There were two players born in 1981 that have played this October: the Dodgers'
There were a few non-ballplayers born this year that have made an impact in the world, too, like Britney Spears, Justin Timberlake, Pitbull and, most importantly, Beyonce.
Want to empty out your savings account and head back in time? If you're trying to make a budget and see how far your money would go, you're in luck. Here are the average prices for some essentials:
(Current costs via Numbeo)
1981 was a banner year for movies, with the greatest hat-wearing, Nazi-destroying adventurer of all-time making his debut in "Indiana Jones and the Raiders of the Lost Ark."
The year was also defined by horror franchises: The second part of both the Jason and Michael Myers series both came out with "Friday the 13th Part 2" and "Halloween II," as well as "The Evil Dead" and "An American Werewolf in London."
However, none of these films won the Oscar for Best Picture: That honor belonged to the film about a bunch of guys running slowly on the beach, "Chariots of Fire."
If you're tired of hearing "Don't Stop Believing" every time you go out to karaoke, 1981 is your enemy.

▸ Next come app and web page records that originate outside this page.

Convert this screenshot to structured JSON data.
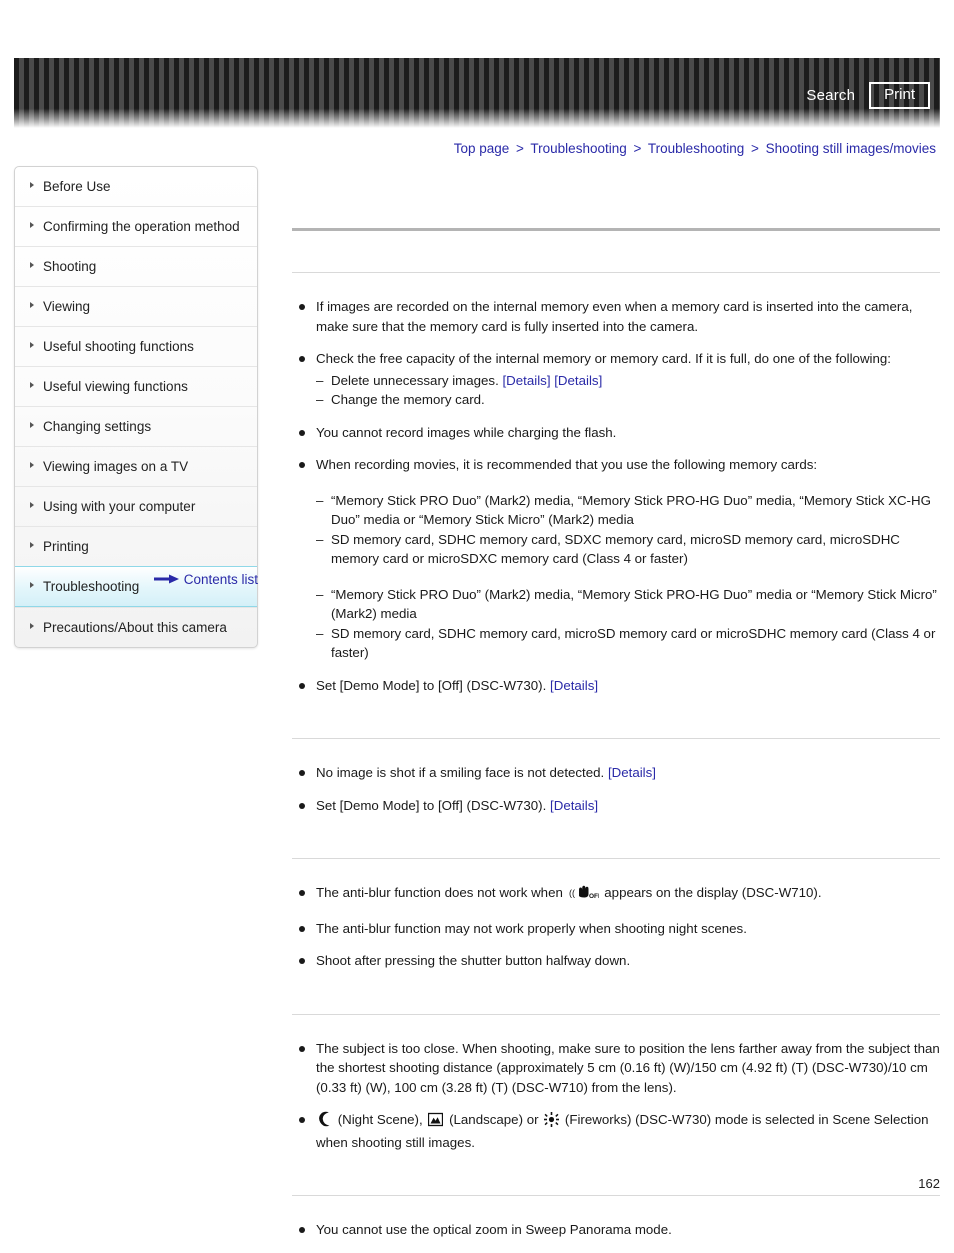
{
  "header": {
    "search_label": "Search",
    "print_label": "Print"
  },
  "breadcrumb": {
    "items": [
      {
        "label": "Top page"
      },
      {
        "label": "Troubleshooting"
      },
      {
        "label": "Troubleshooting"
      },
      {
        "label": "Shooting still images/movies"
      }
    ],
    "separator": ">"
  },
  "sidebar": {
    "items": [
      {
        "label": "Before Use",
        "active": false
      },
      {
        "label": "Confirming the operation method",
        "active": false
      },
      {
        "label": "Shooting",
        "active": false
      },
      {
        "label": "Viewing",
        "active": false
      },
      {
        "label": "Useful shooting functions",
        "active": false
      },
      {
        "label": "Useful viewing functions",
        "active": false
      },
      {
        "label": "Changing settings",
        "active": false
      },
      {
        "label": "Viewing images on a TV",
        "active": false
      },
      {
        "label": "Using with your computer",
        "active": false
      },
      {
        "label": "Printing",
        "active": false
      },
      {
        "label": "Troubleshooting",
        "active": true
      },
      {
        "label": "Precautions/About this camera",
        "active": false
      }
    ],
    "contents_list_label": "Contents list"
  },
  "main": {
    "section1": {
      "title": "",
      "b1": "If images are recorded on the internal memory even when a memory card is inserted into the camera, make sure that the memory card is fully inserted into the camera.",
      "b2": "Check the free capacity of the internal memory or memory card. If it is full, do one of the following:",
      "b2_d1_text": "Delete unnecessary images. ",
      "b2_d1_link1": "[Details]",
      "b2_d1_link2": "[Details]",
      "b2_d2": "Change the memory card.",
      "b3": "You cannot record images while charging the flash.",
      "b4": "When recording movies, it is recommended that you use the following memory cards:",
      "b4_d1": "“Memory Stick PRO Duo” (Mark2) media, “Memory Stick PRO-HG Duo” media, “Memory Stick XC-HG Duo” media or “Memory Stick Micro” (Mark2) media",
      "b4_d2": "SD memory card, SDHC memory card, SDXC memory card, microSD memory card, microSDHC memory card or microSDXC memory card (Class 4 or faster)",
      "b4_d3": "“Memory Stick PRO Duo” (Mark2) media, “Memory Stick PRO-HG Duo” media or “Memory Stick Micro” (Mark2) media",
      "b4_d4": "SD memory card, SDHC memory card, microSD memory card or microSDHC memory card (Class 4 or faster)",
      "b5_text": "Set [Demo Mode] to [Off] (DSC-W730). ",
      "b5_link": "[Details]"
    },
    "section2": {
      "title": "",
      "b1_text": "No image is shot if a smiling face is not detected. ",
      "b1_link": "[Details]",
      "b2_text": "Set [Demo Mode] to [Off] (DSC-W730). ",
      "b2_link": "[Details]"
    },
    "section3": {
      "title": "",
      "b1_pre": "The anti-blur function does not work when ",
      "b1_icon": "anti-blur-off-icon",
      "b1_post": " appears on the display (DSC-W710).",
      "b2": "The anti-blur function may not work properly when shooting night scenes.",
      "b3": "Shoot after pressing the shutter button halfway down."
    },
    "section4": {
      "title": "",
      "b1": "The subject is too close. When shooting, make sure to position the lens farther away from the subject than the shortest shooting distance (approximately 5 cm (0.16 ft) (W)/150 cm (4.92 ft) (T) (DSC-W730)/10 cm (0.33 ft) (W), 100 cm (3.28 ft) (T) (DSC-W710) from the lens).",
      "b2_icon1": "night-scene-moon-icon",
      "b2_t1": " (Night Scene), ",
      "b2_icon2": "landscape-icon",
      "b2_t2": " (Landscape) or ",
      "b2_icon3": "fireworks-icon",
      "b2_t3": " (Fireworks) (DSC-W730) mode is selected in Scene Selection when shooting still images."
    },
    "section5": {
      "title": "",
      "b1": "You cannot use the optical zoom in Sweep Panorama mode."
    }
  },
  "footer": {
    "page_number": "162"
  },
  "colors": {
    "link": "#2a2aa8",
    "active_nav_bg": "#d4f0f8",
    "active_nav_border": "#8fd8e8",
    "banner_dark": "#1c1c1c",
    "banner_light": "#4b4b4b"
  }
}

Journey's album "Escape" was released this year with the now infamous song as the lead track. It was also a big year for the Rolling Stones, who released "Tattoo You," that stayed on the Billboard music charts for 58 weeks, while REO Speedwagon's "Hi Infidelity" also proved massively popular.
However, Billboard's top single of the year belongs to Kim Carnes with the '80s pop jam, "Bette Davis Eyes."
Of course, the biggest piece of music news may have been the creation of MTV, which reshaped pop culture as we know it.
"Dallas" was the most watched show on TV, with an average rating of 28.4, which along with top-rated comedy "The Jeffersons" made CBS the king of network television this year.
As for new shows, "Dynasty" would go on to have the greatest impact, while the horrifying "Trollkins" -- described as a cross between "Dukes of Hazzard" and "Smurfs" -- also premiered.
What were the kids into? Wonder no more. "Star Wars" action figures were highly sought after, there was a Barbie perfume maker and, most terrifying of all, a "Krazy Clone Laboratory." That this toy didn't lead to a horrifying world of David Cronenberg-esque monsters is truly a miracle.